▶ [Exercise brief]
Copy every line of the entries that includes the word "LOOKBOOK".

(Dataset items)
· · ·
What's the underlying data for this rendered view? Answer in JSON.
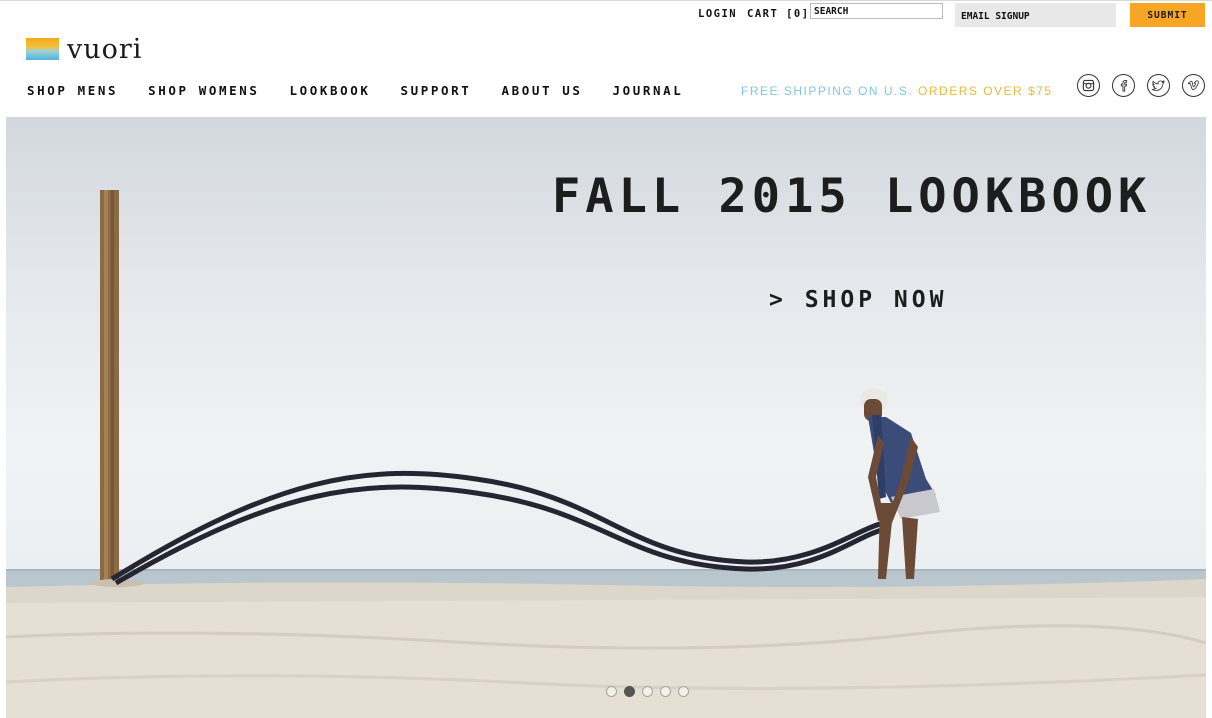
{
  "header": {
    "logo_text": "vuori",
    "login_label": "LOGIN",
    "cart_label": "CART [0]",
    "search_placeholder": "SEARCH",
    "email_placeholder": "EMAIL SIGNUP",
    "submit_label": "SUBMIT"
  },
  "nav": {
    "items": [
      {
        "label": "SHOP MENS"
      },
      {
        "label": "SHOP WOMENS"
      },
      {
        "label": "LOOKBOOK"
      },
      {
        "label": "SUPPORT"
      },
      {
        "label": "ABOUT US"
      },
      {
        "label": "JOURNAL"
      }
    ],
    "shipping_part1": "FREE SHIPPING ON U.S. ",
    "shipping_part2": "ORDERS OVER $75",
    "social": [
      "instagram-icon",
      "facebook-icon",
      "twitter-icon",
      "vimeo-icon"
    ]
  },
  "hero": {
    "title": "FALL 2015 LOOKBOOK",
    "cta": "> SHOP NOW",
    "slides_total": 5,
    "active_slide": 2
  },
  "colors": {
    "accent": "#f6a623",
    "shipping_blue": "#7ec8df",
    "shipping_gold": "#e8ba3c"
  }
}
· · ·
▶ [Written solution]
        "label": "LOOKBOOK"
    "title": "FALL 2015 LOOKBOOK",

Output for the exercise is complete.